Duke Energy plans North Carolina's largest battery storage projects
For many months, Duke Energy has been working on future energy needs in the region with stakeholders, including members of the Energy Innovation Task Force (EITF).
The EITF is an ongoing collaborative effort with the city of Asheville and Buncombe County. One focus area of the group has been to take advantage of emerging technologies like energy storage to better serve the region.
The two sites identified are the first of a larger plan Duke Energy has to deploy energy storage for the region.
The two projects are viewed as positive solutions by local stakeholders due to their relatively small footprint, making little noise and producing no emissions to the environment.
In the city of Asheville, a 9-megawatt lithium-ion battery system will be placed at a Duke Energy substation in the Rock Hill community – near Sweeten Creek Road.

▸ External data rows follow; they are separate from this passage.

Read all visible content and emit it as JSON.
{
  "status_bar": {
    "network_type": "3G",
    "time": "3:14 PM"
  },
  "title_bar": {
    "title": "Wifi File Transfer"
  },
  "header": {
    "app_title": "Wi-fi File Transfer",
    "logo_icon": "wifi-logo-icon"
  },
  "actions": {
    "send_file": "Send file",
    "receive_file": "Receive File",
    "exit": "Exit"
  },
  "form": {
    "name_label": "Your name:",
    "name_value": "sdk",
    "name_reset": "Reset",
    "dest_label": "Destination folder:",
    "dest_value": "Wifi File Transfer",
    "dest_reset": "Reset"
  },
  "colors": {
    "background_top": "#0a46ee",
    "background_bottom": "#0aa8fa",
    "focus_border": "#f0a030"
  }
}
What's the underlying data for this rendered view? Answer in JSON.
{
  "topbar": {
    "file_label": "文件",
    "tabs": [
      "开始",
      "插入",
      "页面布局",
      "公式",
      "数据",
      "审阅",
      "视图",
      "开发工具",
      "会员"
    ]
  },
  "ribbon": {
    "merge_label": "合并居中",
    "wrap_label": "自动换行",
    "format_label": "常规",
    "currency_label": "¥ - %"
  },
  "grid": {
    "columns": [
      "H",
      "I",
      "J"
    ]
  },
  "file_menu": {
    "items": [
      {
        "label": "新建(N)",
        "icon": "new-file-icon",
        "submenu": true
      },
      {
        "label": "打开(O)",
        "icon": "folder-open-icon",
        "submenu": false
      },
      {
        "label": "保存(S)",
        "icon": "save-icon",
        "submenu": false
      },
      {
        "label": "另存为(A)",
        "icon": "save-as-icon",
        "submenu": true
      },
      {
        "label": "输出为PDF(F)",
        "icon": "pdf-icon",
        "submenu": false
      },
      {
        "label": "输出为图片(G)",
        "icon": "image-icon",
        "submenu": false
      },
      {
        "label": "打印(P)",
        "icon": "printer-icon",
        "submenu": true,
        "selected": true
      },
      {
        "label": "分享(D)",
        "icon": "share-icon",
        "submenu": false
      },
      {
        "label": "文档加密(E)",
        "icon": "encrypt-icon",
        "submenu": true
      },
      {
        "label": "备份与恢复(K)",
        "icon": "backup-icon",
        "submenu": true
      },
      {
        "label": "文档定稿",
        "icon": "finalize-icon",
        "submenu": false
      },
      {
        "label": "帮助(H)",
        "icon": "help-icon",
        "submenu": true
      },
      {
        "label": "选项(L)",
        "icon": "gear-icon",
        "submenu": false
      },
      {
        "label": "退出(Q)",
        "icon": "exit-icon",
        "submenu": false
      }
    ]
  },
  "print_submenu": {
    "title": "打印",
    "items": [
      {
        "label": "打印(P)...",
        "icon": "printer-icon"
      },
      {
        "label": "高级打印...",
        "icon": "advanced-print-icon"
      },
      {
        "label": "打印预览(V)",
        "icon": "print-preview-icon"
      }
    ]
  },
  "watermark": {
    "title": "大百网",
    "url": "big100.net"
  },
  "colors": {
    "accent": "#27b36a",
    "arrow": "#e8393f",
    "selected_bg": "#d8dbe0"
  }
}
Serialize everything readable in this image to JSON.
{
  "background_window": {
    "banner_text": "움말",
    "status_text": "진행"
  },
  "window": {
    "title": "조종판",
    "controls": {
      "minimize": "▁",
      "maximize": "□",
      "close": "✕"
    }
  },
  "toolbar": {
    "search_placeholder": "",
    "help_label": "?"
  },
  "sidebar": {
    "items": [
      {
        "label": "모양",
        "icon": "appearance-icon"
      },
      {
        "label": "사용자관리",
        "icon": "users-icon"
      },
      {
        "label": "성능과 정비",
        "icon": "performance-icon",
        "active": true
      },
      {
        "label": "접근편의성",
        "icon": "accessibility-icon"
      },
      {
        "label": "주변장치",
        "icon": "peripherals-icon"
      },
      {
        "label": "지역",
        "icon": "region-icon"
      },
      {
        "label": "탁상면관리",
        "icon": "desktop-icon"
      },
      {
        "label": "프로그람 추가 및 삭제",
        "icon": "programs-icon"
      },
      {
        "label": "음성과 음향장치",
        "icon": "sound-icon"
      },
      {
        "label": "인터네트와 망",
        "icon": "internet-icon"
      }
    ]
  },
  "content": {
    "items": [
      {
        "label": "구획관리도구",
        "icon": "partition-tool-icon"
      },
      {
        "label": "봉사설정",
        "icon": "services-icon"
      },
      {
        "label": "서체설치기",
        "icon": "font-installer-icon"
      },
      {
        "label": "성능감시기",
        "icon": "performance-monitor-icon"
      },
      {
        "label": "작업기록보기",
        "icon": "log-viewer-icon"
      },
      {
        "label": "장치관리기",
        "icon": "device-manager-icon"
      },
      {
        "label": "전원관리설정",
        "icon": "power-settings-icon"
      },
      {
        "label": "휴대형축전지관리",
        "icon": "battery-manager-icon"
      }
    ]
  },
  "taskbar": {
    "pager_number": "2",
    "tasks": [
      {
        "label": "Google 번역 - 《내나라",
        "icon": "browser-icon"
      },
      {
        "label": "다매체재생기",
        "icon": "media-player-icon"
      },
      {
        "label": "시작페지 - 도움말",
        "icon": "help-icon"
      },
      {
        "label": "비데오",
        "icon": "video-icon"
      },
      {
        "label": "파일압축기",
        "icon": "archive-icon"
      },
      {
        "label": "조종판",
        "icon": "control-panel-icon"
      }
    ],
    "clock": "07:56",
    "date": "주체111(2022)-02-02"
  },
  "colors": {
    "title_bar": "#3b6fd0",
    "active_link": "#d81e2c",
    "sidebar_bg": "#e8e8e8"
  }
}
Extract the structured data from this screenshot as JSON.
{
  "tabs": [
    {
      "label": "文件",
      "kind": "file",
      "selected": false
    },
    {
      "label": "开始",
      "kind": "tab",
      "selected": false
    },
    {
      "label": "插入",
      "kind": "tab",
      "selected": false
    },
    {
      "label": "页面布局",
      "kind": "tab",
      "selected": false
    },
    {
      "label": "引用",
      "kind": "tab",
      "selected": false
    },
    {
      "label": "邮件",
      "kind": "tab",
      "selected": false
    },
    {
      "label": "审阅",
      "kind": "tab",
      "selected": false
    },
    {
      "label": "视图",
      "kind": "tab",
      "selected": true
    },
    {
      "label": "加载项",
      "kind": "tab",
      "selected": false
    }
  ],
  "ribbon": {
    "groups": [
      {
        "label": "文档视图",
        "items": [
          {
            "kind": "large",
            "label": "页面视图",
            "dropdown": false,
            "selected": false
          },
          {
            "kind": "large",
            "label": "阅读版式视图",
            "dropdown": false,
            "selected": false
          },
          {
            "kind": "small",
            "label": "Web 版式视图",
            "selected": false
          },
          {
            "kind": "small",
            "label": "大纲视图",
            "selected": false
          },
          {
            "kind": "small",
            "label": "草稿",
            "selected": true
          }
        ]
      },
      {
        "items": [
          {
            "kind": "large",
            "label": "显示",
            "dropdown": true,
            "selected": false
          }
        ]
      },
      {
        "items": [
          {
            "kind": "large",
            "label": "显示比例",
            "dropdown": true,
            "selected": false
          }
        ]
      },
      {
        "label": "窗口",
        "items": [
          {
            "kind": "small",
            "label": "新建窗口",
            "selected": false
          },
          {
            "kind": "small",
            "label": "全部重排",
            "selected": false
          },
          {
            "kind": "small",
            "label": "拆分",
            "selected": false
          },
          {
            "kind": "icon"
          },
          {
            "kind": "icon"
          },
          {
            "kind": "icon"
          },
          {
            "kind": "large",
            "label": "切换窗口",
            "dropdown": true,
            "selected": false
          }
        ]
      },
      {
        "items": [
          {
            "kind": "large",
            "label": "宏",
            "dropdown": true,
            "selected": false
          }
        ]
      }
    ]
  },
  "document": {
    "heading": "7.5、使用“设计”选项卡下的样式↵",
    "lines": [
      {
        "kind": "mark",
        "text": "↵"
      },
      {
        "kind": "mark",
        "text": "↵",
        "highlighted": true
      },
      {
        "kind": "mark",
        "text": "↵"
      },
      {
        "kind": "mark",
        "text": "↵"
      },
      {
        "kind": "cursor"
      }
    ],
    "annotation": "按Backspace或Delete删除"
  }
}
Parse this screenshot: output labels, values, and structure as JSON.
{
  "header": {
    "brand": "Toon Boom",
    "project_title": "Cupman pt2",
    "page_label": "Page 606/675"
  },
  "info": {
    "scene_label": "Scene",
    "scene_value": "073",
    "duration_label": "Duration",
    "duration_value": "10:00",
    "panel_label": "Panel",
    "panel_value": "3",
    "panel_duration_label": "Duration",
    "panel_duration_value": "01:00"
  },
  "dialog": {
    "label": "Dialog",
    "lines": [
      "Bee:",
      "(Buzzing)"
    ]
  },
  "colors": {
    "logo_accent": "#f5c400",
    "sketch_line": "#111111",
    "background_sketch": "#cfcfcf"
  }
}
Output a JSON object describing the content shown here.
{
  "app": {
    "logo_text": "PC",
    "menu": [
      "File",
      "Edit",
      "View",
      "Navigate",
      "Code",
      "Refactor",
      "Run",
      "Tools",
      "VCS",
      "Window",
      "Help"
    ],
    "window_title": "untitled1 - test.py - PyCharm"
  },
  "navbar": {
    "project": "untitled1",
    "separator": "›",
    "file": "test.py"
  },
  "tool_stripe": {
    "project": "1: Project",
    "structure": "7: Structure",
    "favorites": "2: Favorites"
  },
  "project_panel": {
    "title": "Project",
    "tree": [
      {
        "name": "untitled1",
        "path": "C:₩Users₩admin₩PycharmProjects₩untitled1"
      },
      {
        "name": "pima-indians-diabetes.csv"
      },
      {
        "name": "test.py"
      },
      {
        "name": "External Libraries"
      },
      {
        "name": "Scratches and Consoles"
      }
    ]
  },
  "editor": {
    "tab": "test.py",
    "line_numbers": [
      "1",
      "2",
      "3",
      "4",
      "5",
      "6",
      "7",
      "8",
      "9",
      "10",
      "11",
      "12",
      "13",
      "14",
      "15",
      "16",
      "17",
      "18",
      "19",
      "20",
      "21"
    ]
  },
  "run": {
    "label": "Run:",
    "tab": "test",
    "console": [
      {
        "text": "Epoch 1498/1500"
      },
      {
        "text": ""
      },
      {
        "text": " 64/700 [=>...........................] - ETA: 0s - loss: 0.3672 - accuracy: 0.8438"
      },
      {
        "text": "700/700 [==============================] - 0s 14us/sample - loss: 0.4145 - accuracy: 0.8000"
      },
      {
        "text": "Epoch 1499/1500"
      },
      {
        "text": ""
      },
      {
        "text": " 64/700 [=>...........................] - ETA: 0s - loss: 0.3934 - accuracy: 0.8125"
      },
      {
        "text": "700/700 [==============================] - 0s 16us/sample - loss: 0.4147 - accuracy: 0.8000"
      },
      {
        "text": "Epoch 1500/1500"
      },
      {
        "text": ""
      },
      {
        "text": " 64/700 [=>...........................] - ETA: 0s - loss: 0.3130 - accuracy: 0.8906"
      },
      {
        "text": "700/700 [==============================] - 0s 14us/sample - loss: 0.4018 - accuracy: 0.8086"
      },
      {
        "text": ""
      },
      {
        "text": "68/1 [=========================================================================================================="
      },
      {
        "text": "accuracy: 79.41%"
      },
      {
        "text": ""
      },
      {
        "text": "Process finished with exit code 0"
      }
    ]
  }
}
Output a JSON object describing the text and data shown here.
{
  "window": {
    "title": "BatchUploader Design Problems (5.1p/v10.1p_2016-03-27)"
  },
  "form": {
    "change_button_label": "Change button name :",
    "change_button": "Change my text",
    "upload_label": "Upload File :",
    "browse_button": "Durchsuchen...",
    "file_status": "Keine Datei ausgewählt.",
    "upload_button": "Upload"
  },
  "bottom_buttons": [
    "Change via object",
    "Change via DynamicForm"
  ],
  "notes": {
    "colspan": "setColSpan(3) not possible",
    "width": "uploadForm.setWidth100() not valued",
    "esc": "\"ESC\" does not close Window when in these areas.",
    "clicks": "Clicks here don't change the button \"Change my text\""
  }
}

The battery will primarily be used to help the electric system operate more efficiently. It will provide energy support to the electric system, including frequency regulation and other grid support services.
In Madison County in the town of Hot Springs, the company is planning a 4-megawatt lithium-ion battery system that will help improve electric reliability for the town, along with providing services to the overall electric system.
The company is also considering a solar facility in the town to work in conjunction with the battery system. ■